Exercise goal:
Check each line of the listing, and copy it if it contains the word "icon".

Information supplied:
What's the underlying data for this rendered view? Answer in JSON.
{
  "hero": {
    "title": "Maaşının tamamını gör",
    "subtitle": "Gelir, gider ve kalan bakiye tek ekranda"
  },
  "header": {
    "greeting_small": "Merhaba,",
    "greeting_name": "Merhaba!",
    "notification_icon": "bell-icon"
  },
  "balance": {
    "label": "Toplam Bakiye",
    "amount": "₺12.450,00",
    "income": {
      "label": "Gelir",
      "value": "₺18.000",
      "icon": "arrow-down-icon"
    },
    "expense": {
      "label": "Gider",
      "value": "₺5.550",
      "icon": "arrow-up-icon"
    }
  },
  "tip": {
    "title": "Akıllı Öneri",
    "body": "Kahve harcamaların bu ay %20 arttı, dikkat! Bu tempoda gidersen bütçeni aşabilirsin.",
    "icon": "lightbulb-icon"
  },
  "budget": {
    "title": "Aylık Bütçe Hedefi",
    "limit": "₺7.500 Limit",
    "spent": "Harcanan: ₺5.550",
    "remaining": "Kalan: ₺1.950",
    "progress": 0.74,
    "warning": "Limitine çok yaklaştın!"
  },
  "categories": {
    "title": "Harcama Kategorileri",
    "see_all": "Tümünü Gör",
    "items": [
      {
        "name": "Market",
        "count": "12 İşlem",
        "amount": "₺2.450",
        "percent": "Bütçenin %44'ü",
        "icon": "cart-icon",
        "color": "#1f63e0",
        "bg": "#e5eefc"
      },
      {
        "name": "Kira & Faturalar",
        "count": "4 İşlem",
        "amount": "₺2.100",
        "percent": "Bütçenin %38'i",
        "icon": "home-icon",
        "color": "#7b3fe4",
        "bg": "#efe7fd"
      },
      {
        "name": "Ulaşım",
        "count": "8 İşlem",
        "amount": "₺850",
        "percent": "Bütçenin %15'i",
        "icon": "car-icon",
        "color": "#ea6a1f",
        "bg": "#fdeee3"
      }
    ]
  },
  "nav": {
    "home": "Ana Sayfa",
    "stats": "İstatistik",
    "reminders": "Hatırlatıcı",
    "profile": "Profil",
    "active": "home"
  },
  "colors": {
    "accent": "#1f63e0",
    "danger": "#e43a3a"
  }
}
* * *
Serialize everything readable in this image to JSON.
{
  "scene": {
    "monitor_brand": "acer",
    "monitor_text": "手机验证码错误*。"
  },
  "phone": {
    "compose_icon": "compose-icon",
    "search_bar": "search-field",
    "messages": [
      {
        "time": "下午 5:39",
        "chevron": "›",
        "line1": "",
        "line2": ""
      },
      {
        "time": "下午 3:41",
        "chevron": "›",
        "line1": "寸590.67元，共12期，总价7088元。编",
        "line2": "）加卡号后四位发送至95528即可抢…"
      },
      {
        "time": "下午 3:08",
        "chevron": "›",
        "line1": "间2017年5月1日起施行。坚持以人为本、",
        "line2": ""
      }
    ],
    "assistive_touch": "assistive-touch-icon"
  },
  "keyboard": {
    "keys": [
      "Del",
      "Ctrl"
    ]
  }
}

Answer for this exercise:
    "notification_icon": "bell-icon"
      "icon": "arrow-down-icon"
      "icon": "arrow-up-icon"
    "icon": "lightbulb-icon"
        "icon": "cart-icon",
        "icon": "home-icon",
        "icon": "car-icon",
    "compose_icon": "compose-icon",
    "assistive_touch": "assistive-touch-icon"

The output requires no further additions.